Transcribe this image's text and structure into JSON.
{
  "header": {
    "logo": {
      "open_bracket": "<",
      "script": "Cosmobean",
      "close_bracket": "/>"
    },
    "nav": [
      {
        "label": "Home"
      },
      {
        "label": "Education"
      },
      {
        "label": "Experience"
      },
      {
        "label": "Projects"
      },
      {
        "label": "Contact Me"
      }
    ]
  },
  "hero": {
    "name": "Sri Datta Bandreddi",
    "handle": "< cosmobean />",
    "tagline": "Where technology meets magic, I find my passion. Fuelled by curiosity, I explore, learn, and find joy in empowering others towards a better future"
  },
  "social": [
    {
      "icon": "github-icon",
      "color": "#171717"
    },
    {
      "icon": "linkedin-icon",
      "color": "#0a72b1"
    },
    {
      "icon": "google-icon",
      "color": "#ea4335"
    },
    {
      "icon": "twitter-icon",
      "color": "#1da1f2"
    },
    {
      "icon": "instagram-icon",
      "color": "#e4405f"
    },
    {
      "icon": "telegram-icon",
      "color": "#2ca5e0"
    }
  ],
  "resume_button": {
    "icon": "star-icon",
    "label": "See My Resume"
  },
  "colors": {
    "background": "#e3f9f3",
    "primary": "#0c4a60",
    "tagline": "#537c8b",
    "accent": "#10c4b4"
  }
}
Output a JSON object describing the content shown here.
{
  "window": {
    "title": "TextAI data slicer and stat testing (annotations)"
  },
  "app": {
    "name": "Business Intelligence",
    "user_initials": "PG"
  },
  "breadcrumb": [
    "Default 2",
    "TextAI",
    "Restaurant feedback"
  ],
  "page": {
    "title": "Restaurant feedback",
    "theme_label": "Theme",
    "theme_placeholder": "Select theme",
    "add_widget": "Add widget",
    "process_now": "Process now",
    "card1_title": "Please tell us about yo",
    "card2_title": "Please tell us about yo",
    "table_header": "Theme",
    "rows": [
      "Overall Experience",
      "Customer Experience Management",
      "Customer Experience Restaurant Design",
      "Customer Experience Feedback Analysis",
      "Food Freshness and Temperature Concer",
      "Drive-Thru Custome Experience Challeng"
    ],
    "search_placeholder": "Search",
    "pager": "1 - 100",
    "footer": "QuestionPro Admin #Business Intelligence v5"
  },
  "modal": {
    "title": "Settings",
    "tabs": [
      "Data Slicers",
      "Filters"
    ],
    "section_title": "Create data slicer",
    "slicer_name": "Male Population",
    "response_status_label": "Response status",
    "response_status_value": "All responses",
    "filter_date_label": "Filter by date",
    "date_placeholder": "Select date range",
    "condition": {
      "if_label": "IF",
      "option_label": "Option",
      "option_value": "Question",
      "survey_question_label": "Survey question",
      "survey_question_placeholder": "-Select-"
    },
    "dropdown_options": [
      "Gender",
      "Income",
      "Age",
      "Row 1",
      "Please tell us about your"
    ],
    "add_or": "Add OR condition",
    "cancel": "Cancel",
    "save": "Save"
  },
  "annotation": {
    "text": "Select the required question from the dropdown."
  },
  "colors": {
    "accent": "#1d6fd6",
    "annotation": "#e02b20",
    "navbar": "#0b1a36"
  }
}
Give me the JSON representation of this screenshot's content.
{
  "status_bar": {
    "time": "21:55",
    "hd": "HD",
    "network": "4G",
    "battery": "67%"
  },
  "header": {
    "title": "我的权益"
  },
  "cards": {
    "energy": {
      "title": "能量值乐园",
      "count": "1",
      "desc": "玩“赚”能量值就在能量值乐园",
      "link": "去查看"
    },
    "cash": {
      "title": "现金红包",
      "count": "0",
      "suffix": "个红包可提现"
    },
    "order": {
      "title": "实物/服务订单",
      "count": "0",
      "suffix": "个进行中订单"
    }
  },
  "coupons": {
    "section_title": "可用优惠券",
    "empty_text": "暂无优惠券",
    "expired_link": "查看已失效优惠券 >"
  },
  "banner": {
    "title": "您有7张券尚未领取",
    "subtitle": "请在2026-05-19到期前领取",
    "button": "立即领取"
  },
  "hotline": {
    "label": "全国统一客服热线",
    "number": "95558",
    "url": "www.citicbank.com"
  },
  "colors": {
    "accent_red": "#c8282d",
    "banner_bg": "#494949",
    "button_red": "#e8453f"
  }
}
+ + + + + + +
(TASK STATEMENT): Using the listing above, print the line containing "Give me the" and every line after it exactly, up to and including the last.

(ANSWER):
Give me the JSON representation of this screenshot's content.
{
  "status_bar": {
    "time": "21:55",
    "hd": "HD",
    "network": "4G",
    "battery": "67%"
  },
  "header": {
    "title": "我的权益"
  },
  "cards": {
    "energy": {
      "title": "能量值乐园",
      "count": "1",
      "desc": "玩“赚”能量值就在能量值乐园",
      "link": "去查看"
    },
    "cash": {
      "title": "现金红包",
      "count": "0",
      "suffix": "个红包可提现"
    },
    "order": {
      "title": "实物/服务订单",
      "count": "0",
      "suffix": "个进行中订单"
    }
  },
  "coupons": {
    "section_title": "可用优惠券",
    "empty_text": "暂无优惠券",
    "expired_link": "查看已失效优惠券 >"
  },
  "banner": {
    "title": "您有7张券尚未领取",
    "subtitle": "请在2026-05-19到期前领取",
    "button": "立即领取"
  },
  "hotline": {
    "label": "全国统一客服热线",
    "number": "95558",
    "url": "www.citicbank.com"
  },
  "colors": {
    "accent_red": "#c8282d",
    "banner_bg": "#494949",
    "button_red": "#e8453f"
  }
}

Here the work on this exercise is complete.